Kehinde Wiley’s larger-than-life paintings (featured in HF Vol. 29) insert black and brown individuals into the typically all-white history of Western portraiture. His subjects, a majority of whom are urban males, are cast in poses that assertively beckon old master paintings of European kings and emperors. Some gallantly ride horses, while others don regalia. All figures peer commandingly at the viewer in Wiley’s 14-year survey “Kehinde Wiley: A New Republic” currently on view at the Brooklyn Museum.
If the Addams’ family’s Thing multiplied and mutated, it would resemble something like Alessandro Boezio’s sculptures. The artist works in clay and fiber glass to create creepy-crawly anatomical forms that remix the human body. Boezio is particularly fascinated with hands and feet, often mingling digits and limbs in unholy ways. Though there’s nothing particularly explicit about his work, seeing severed hands standing up by themselves without a body attached is enough to make our skin crawl.
Although he is best known for his humorous graffiti and imagery, Kenny Scharf has long been interested in more serious political topics. His solo exhibition “Born Again”, opening this Saturday at Honor Fraser gallery, highlights his unique ability to make the mundane more fun. In his latest series, bright and colorful palette and wacky shapes are painted onto repurposed, found art. It’s not all fun and games for the artist, who sees his comical approach as an act of defiance.
March 14th marks the third solo show for San Francisco based surrealist Leilani Bustamante (covered here) at Modern Eden Gallery, “Haunt”. Her work often voices themes of mortality exploring elements of death, rebirth, and beauty. Inspired by Robert W. Chambers’ supernatural story “The King in the Yellow”, her show offers newly haunting, romanticized scenes that follow an abstract narrative. In the story, characters such as artists and decadents are followed by an ominous entity known as “The Yellow King” which induces fear and slowly leads to the unraveling of their self identity. They are further plagued by the theme, “Have you found the Yellow Sign?”, an eerie symbol of nonhuman origin and purpose that is never fully explained.
Italian artist El Gato Chimney will present a series of mystical watercolors in his upcoming solo show at Stephen Romano Gallery in Brooklyn, “De Rerum Natura” (which translates to “The Nature of Things” from Latin). Opening March 5 and on view through April 30, the exhibition features whimsical works that pull pagan symbolism from a variety of cultures to create a fictional world of animal deities and anthropomorphic spirits. Though Chimney delves into various spiritual traditions, he does so with a sense of humor. His work is filled with absurdist juxtapositions and open-ended symbolism that alludes to a forgotten time that never truly existed.

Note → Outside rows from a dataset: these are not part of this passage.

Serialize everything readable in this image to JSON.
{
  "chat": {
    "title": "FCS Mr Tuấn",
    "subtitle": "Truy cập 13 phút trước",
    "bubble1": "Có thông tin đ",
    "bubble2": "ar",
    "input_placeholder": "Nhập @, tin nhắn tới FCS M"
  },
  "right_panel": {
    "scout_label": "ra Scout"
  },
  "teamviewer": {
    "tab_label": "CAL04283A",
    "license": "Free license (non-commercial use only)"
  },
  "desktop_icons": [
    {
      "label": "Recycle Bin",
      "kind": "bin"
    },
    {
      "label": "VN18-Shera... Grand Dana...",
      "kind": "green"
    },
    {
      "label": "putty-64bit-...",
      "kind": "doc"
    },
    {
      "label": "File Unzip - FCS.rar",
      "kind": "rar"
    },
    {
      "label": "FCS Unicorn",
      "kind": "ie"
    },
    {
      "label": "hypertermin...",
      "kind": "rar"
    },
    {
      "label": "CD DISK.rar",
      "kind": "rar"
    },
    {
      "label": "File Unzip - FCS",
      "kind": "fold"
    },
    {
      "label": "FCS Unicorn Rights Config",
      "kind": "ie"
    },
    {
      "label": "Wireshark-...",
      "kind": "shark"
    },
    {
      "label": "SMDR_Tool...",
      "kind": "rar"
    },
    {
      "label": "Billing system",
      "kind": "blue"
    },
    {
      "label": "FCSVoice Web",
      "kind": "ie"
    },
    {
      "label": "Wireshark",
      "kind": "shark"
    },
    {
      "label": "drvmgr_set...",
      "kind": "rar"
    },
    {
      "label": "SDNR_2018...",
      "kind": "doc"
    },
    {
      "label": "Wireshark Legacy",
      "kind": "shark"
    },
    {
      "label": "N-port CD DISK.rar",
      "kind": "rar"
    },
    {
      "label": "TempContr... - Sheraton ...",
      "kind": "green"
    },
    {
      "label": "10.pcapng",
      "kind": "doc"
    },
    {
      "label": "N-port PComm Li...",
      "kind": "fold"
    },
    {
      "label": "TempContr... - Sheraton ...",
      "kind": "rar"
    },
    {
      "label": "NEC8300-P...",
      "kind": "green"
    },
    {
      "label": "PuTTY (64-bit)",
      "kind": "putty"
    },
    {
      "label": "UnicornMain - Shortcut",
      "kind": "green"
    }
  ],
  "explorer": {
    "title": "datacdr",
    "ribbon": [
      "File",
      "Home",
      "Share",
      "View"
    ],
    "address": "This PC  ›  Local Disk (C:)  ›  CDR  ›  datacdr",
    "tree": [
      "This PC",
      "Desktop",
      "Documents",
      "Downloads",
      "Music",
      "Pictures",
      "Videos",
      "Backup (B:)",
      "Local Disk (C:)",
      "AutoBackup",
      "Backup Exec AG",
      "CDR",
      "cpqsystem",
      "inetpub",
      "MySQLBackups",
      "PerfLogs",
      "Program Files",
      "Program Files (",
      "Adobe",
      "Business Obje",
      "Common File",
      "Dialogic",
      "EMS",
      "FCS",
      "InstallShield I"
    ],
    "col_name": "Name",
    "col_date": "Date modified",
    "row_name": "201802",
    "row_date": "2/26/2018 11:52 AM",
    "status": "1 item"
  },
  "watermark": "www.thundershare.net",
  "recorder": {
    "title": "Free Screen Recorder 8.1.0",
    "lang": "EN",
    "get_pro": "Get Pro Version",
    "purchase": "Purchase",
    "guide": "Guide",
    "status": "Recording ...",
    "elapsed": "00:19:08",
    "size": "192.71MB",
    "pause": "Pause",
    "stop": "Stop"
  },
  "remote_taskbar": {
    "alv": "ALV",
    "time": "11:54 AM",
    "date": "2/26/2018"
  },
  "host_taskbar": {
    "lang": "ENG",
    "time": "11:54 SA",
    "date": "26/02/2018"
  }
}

Erik Johansson disrupts the quiet stillness of life in the countryside with images of idyllic scenes gone awry. His photography borders on photo illustration, as Johansson takes great liberties with his imaginative editing. In one piece called Land Fall, for instance, a field drops off into an abyss like a waterfall, leaving a small cottage on its precipice. In other works, Johansson muddles the distinction between indoors and outdoors, creating optical illusions that play with our understanding of space. In addition to working on his personal projects, Johansson is a commercial photographer and the highly-polished look of his commissioned work comes through in his fine art.